Dictionary.com defines a person as:
1. a human being, whether an adult or child:
2. a human being as distinguished from an animal or a thing.
A thing can be anything other than a human being by this official definition. Ergo, flies, mosquitoes, cats, goats, bears, cars, airplanes, ideas, and publicly traded limited liability corporations are all things, which means that they are not persons, in any sense.
A business corporation was an idea of a business model somebody thought up 500 years ago. It wasn’t a human being, since it was a thought that sprang from somebody’s head. It still is only a thought.
Today, a more precise definition of a business corporation is “an imaginary business model given life and the legal rules to exist and operate by legislative authorization under the legal fiction of being an “artificial person.”
According to Dictionary.com the word legal means “permitted by law; lawful.” They define “fiction” as “something feigned, invented, or imagined; a made-up story.” Some of the synonyms for “feign” are fake, bluff, counterfeit, and devise.
Artificial is defined as made by human skill; produced by humans (opposed to natural ): as in artificial flowers. 2. imitation; simulated; sham:
Therefore, an artificial person is not real, and in the corporate sense, it’s not even an artificial person, like an artificial flower is something tangible, such as a plastic flower. Rather, it’s an idea from somebody’s imagination.
Most likely a corrupt politician long ago had an idea that the best way to give an idea called corporation constitutional rights was to label it an artificial person, although it was only an idea, and not an artificial anything.
In 1886, the US Supreme court is thought to have ruled that the idea called publicly traded limited liability corporations were persons, and to have equal rights under the law with organic persons, based on the equal protection clause of the 14th amendment. This decision, of course, was based on corruption within the court, rather than any legal perspective, because there was no other sense to it, especially from a legal point of view. But the decision still stands more than a century later.
In 2010, the US Supreme court expanded this idea and gave the ideas known as corporations personhood rights, which shows that the corruption of 1886 is still strong today.

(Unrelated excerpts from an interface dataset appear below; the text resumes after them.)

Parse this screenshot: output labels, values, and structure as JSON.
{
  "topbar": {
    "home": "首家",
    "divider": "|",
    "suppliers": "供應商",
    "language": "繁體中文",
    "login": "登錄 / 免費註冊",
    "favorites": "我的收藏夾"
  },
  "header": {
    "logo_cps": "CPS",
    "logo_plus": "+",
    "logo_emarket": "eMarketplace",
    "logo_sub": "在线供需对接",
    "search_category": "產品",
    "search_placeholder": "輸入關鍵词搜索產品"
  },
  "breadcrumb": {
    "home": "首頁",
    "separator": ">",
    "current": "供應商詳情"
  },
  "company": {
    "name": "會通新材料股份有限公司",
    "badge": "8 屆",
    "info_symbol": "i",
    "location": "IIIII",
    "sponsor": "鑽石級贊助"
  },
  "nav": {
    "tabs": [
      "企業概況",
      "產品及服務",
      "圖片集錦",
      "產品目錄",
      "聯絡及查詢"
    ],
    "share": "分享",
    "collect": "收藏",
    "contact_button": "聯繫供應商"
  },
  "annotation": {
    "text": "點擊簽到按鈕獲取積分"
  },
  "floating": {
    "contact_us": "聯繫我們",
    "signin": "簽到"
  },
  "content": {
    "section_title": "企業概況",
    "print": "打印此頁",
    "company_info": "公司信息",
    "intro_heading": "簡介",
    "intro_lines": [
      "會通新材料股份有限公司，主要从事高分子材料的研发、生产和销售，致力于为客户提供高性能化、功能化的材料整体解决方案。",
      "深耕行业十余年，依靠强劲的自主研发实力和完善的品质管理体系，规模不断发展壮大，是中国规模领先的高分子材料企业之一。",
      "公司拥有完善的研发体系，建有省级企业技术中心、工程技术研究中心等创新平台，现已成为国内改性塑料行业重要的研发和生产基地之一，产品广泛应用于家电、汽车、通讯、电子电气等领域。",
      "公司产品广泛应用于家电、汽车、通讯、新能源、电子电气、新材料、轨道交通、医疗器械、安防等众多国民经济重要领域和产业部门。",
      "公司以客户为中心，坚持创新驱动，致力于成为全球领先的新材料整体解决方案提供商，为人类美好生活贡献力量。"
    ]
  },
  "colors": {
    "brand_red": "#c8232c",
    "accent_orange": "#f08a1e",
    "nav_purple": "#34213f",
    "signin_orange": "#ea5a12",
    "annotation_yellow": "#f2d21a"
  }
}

It doesn’t take a giant of a mind to figure out that a corporation is an idea, and not a person, and so one can be reasonably certain that corruption, which permeates the US government, also soaks the corporate wing of the US Supreme Court to the marrow.
Besides, if I call a guitar cord, say A, an artificial person, does that make it a person, a human being? Obviously not, but the justices on the US Supreme Court have decided in that if you label an idea as an artificial person then it must be so.
You have to wonder how much cash these folks on the US Supreme Court are getting under the table. In which case, you can see why Chief Justice John Roberts swore under oath that he would respect legal precedence during his senate confirmation hearings, and then he voted to end 100 years of legal precedence when he voted yes in the Citizen’s United Case. This benefited only billionaires and their corporations.
It’s strange that Roberts, as well as fellow supreme court justices Samuel Alito, Anthony Kennedy, Antonin Scalia and Clarence Thomas are not able to read a dictionary and figure out that an idea is not a person, even if somebody had an idea to label another idea as an artificial person. Is it because they’re mentally incapable of seeing the obvious, or because they are corrupt? It is likely the latter since these persons are not stupid little boys.
And that is the case against money in politics. We can assume corruption is playing a role in the rulings of the US Supreme Court, as well as in the enactment of legislation.
The Case Against Corporate Personhood: Why Corporations Are Not People, And Yes, The Corrupt Corporate Wing of the US Supreme Court Knows This, But They Are Corrupt to the Core You Know–JohnHively.wordpress.com